WORK REQUEST: Every entry should be reproduced precisely, with each picture left out.

--- RECORDS SUPPLIED Enclosed Below ---

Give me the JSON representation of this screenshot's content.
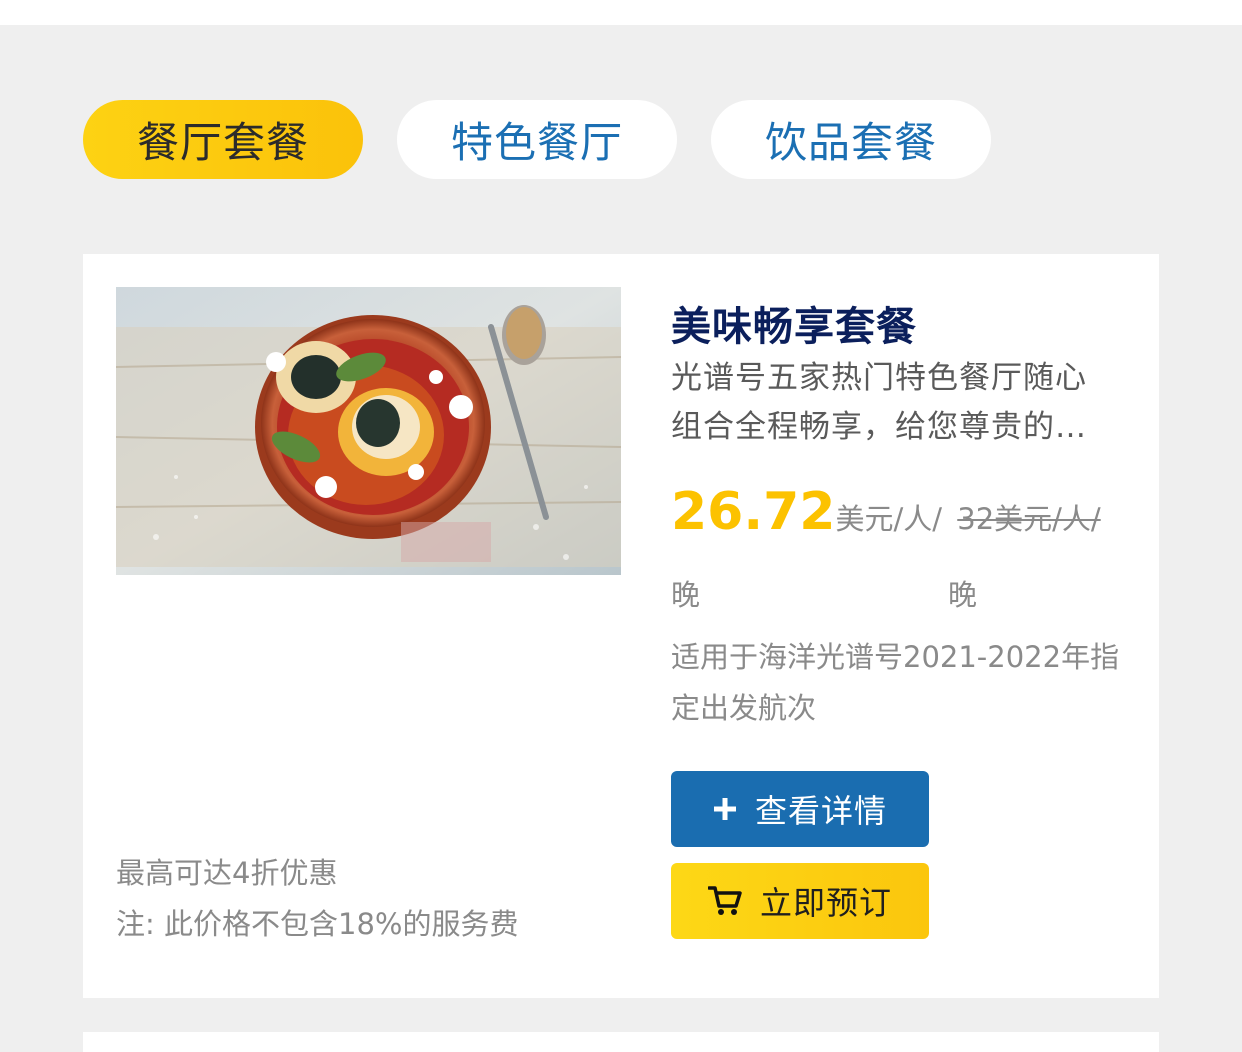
{
  "tabs": [
    {
      "label": "餐厅套餐",
      "active": true
    },
    {
      "label": "特色餐厅",
      "active": false
    },
    {
      "label": "饮品套餐",
      "active": false
    }
  ],
  "offer": {
    "image_alt": "food-photo",
    "title": "美味畅享套餐",
    "description": "光谱号五家热门特色餐厅随心组合全程畅享，给您尊贵的餐饮体验",
    "price": "26.72",
    "price_unit": "美元/人/",
    "original_price": "32美元/人/",
    "per_night_1": "晚",
    "per_night_2": "晚",
    "applicability": "适用于海洋光谱号2021-2022年指定出发航次",
    "detail_button": "查看详情",
    "book_button": "立即预订",
    "discount_note": "最高可达4折优惠",
    "service_note": "注: 此价格不包含18%的服务费"
  },
  "colors": {
    "accent_yellow": "#fcc200",
    "primary_blue": "#1a6db0",
    "title_navy": "#0b1f5c",
    "background": "#efefef"
  },
  "icons": {
    "detail": "plus-icon",
    "book": "cart-icon"
  }
}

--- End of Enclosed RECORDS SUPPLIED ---

ANSWER TO THIS TASK:
Give me the JSON representation of this screenshot's content.
{
  "tabs": [
    {
      "label": "餐厅套餐",
      "active": true
    },
    {
      "label": "特色餐厅",
      "active": false
    },
    {
      "label": "饮品套餐",
      "active": false
    }
  ],
  "offer": {
    "image_alt": "food-photo",
    "title": "美味畅享套餐",
    "description": "光谱号五家热门特色餐厅随心组合全程畅享，给您尊贵的餐饮体验",
    "price": "26.72",
    "price_unit": "美元/人/",
    "original_price": "32美元/人/",
    "per_night_1": "晚",
    "per_night_2": "晚",
    "applicability": "适用于海洋光谱号2021-2022年指定出发航次",
    "detail_button": "查看详情",
    "book_button": "立即预订",
    "discount_note": "最高可达4折优惠",
    "service_note": "注: 此价格不包含18%的服务费"
  },
  "colors": {
    "accent_yellow": "#fcc200",
    "primary_blue": "#1a6db0",
    "title_navy": "#0b1f5c",
    "background": "#efefef"
  },
  "icons": {
    "detail": "plus-icon",
    "book": "cart-icon"
  }
}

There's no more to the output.